A series of public service announcements produced in partnership with the the DuPage County State's Attorney's and the Illinois Secretary of State's offices in 2010, and created by PUNCH Films, drives home the message in a highly impressionable way. Developed to air as public service announcements, the short spots were filmed at the DuPage County morgue and targeted for a diverse audience; teens, business people, and carpool moms. Each one delivers unforgettable impact.

The West Chicago Police Department has supplied the following information about distracted driving:

• The National Highway Traffic Safety Administration reported that in 2010 driver distraction was the cause of 18 percent of all fatal crashes -- with 3,092 people killed -- and crashes resulting in an injury -- with 416,000 people wounded.

• Forty percent of all American teens say they have been in a car when the driver used a cell phone in a way that put people in danger, according to a Pew survey.

• The Virginia Tech Transportation Institute found that text messaging creates a crash risk 23 times worse than driving while not distracted.

• Eleven percent of drivers aged 18 to 20 who were involved in an automobile accident and survived admitted they were sending or receiving texts when they crashed.

Distracted driving endangers life and property and the current levels of injury and loss are unacceptable.
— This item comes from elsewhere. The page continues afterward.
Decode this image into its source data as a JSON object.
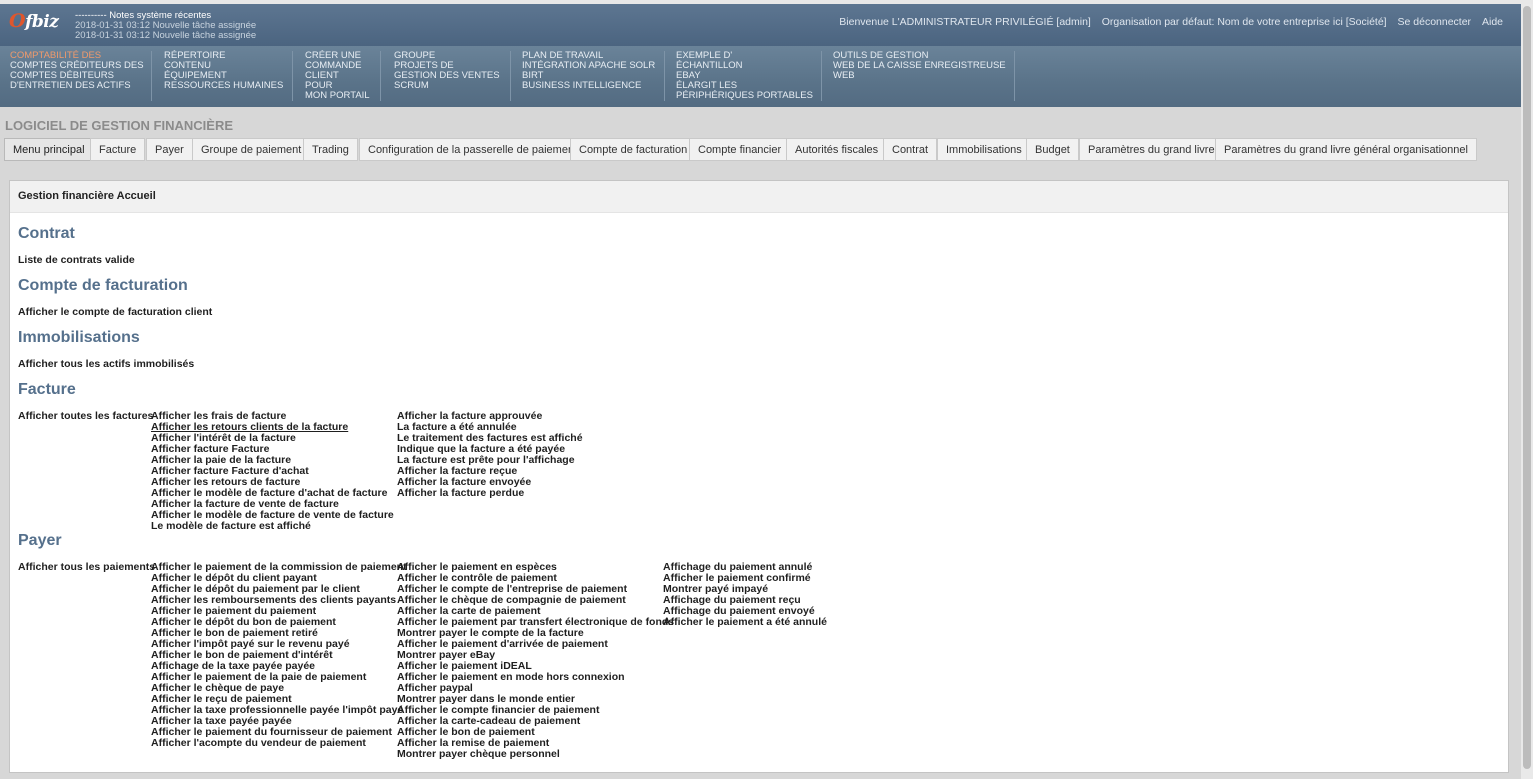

Additionally, 625 ILCS 5/12-610.2 makes it illegal to compose or read text messages while driving a motor vehicle. The fines are graduated with the fine for the first offense being $75, $100 for the second, $125 for the third and $150 for the fourth and subsequent offenses.

For more information, visit the Illinois Secretary of State's website, and search distracted driving.